• Repealing Obamacare is the answer to all the world’s problems and could solve issues as wide-ranging as ISIS, Iran and education.
• Asking candidates if God has told them what issue to tackle first is a perfectly acceptable question.
“Donald Trump doesn’t need to know what the question is before he starts answering it. Also, his resting face looks like a shitting owl.”
• The African American candidate is the only guy on stage you need to ask a race-related question to.
• Rand Paul thinks Government should stay out of the business of churches, but not vice versa. And man, did he look pale and sweaty throughout. (Hope it’s not the start of measles.)
• Invoking Ronald Reagan will fill any gap where a policy should be.
• Donald Trump doesn’t need to know what the question is before he starts answering it. Also, his resting face looks like a shitting owl.
• Mark Rubio thinks making exceptions in an abortion ban for cases of rape or incest is discriminating against people “whose lives begin in violence.”
• Mike Huckabee thinks social security goes to “illegals, prostitutes, pimps, drug dealers.”
• Ben Carson doesn’t object to waterboarding as long as he doesn’t have to admit that he’s doing it.

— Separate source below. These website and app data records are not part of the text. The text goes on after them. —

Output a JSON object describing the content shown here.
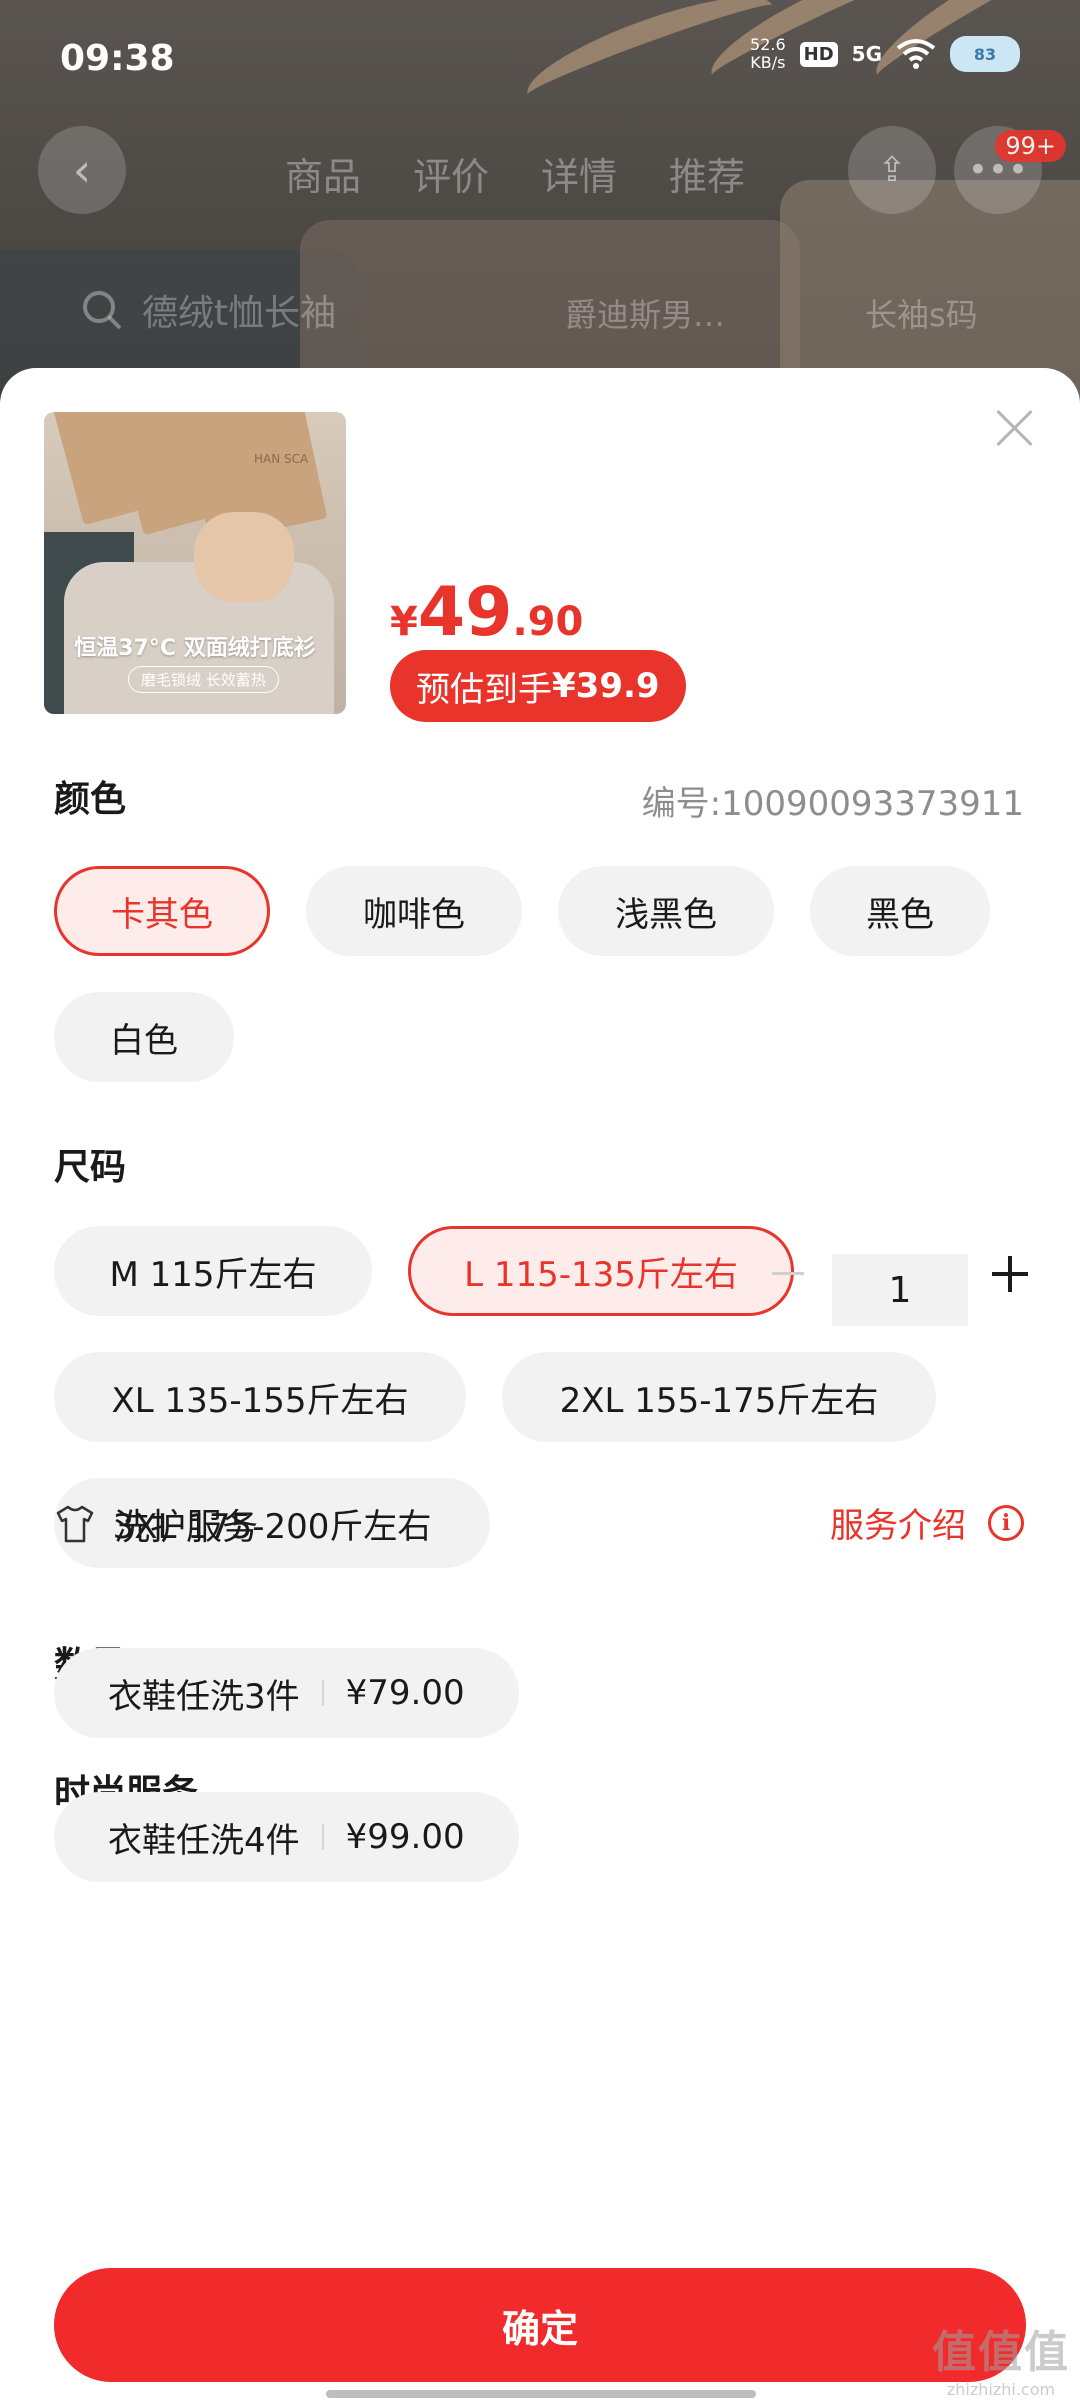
{
  "status_bar": {
    "time": "09:38",
    "net_speed_value": "52.6",
    "net_speed_unit": "KB/s",
    "hd_label": "HD",
    "signal_label": "5G",
    "battery_label": "83"
  },
  "nav": {
    "tabs": [
      "商品",
      "评价",
      "详情",
      "推荐"
    ],
    "messages_badge": "99+"
  },
  "search": {
    "query": "德绒t恤长袖",
    "suggestions": [
      "爵迪斯男…",
      "长袖s码"
    ]
  },
  "product": {
    "thumb_caption": "恒温37°C 双面绒打底衫",
    "thumb_subcaption": "磨毛锁绒 长效蓄热",
    "thumb_brand": "HAN SCA",
    "price_currency": "¥",
    "price_integer": "49",
    "price_decimal": ".90",
    "estimate_prefix": "预估到手",
    "estimate_price": "¥39.9"
  },
  "color": {
    "title": "颜色",
    "sku_label": "编号:10090093373911",
    "options": [
      "卡其色",
      "咖啡色",
      "浅黑色",
      "黑色",
      "白色"
    ],
    "selected": "卡其色"
  },
  "size": {
    "title": "尺码",
    "options": [
      "M 115斤左右",
      "L 115-135斤左右",
      "XL 135-155斤左右",
      "2XL 155-175斤左右",
      "3XL 175-200斤左右"
    ],
    "selected": "L 115-135斤左右"
  },
  "quantity": {
    "title": "数量",
    "value": "1"
  },
  "services": {
    "title": "时尚服务",
    "wash_label": "洗护服务",
    "intro_label": "服务介绍",
    "items": [
      {
        "name": "衣鞋任洗3件",
        "price": "¥79.00"
      },
      {
        "name": "衣鞋任洗4件",
        "price": "¥99.00"
      }
    ]
  },
  "confirm_label": "确定",
  "watermark": {
    "big": "值值值",
    "small": "zhizhizhi.com"
  },
  "colors": {
    "accent": "#e8342b",
    "chip_bg": "#f2f2f2",
    "selected_bg": "#fdecea",
    "confirm": "#f12b2b"
  },
  "icons": [
    "back-arrow-icon",
    "share-icon",
    "more-icon",
    "search-icon",
    "close-icon",
    "tshirt-icon",
    "info-icon",
    "minus-icon",
    "plus-icon",
    "wifi-icon",
    "battery-icon"
  ]
}
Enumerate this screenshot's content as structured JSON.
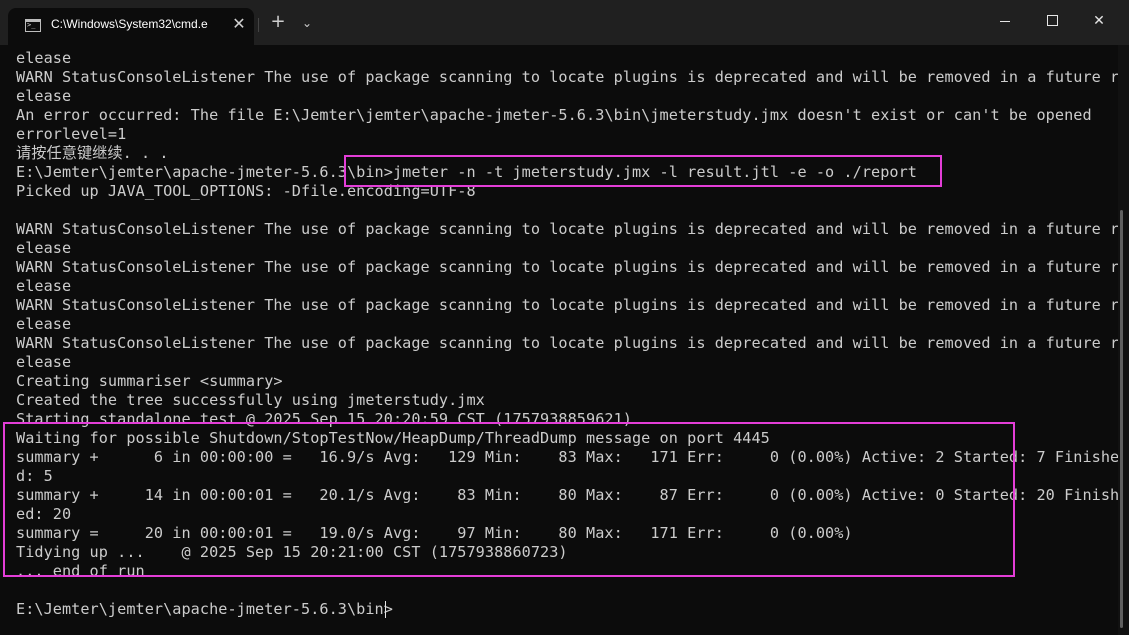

• Facebook users object to the idea of “a huge monolith with too much power.” (Hahahahahaha.)
• Ted Cruz thinks the best way to fight an ideology is with guns.
• Scott Walker thinks there is an alternative to giving abortions in a case where a mother might die without one. (There is Scott; it’s death.)
• Donald Trump’s too busy to not call women fat pigs.
The winner: Well, it depends how you gauge a winner. If it’s who came across as the most reasonable human being on the stage, then it’s got to be John Kasich. Although being a reasonable human being doesn’t win you votes in this election.
The Ohio Governor pushed his home advantage and showed a remarkable amount of humanity in many of his answers. He spoke about sending fewer addicts and mentally ill people to prison, and addressed the party’s need to reach out to and include ethnic minorities. His answer on gay marriage, although stopping short of agreeing with it, was probably the most compassionate I’ve ever heard a Republican be on the subject. It got a huge round of applause and set Twitter a-twittering, and rightly so. However, and this is a big however, he wasn’t asked any questions on issues he does have some troubling views on.
The loser: Again, this is a piece of string question. On the night, Paul did awfully and Carson showed none of the pep you’d expect from someone who’s made so much money on the motivational speaking circuit. However, Trump made himself look a total dick, not least when, after the debate he implied, publicly, that he had been asked “the toughest questions” because Fox News anchor Megyn Kelly was on her period. Whether that will hurt in the polls remains to be seen.
Until next time. Stay frosty people.1935 Views
Hannah Dunleavy is the deputy editor of Standard Issue. She likes whisky and not having to run anywhere.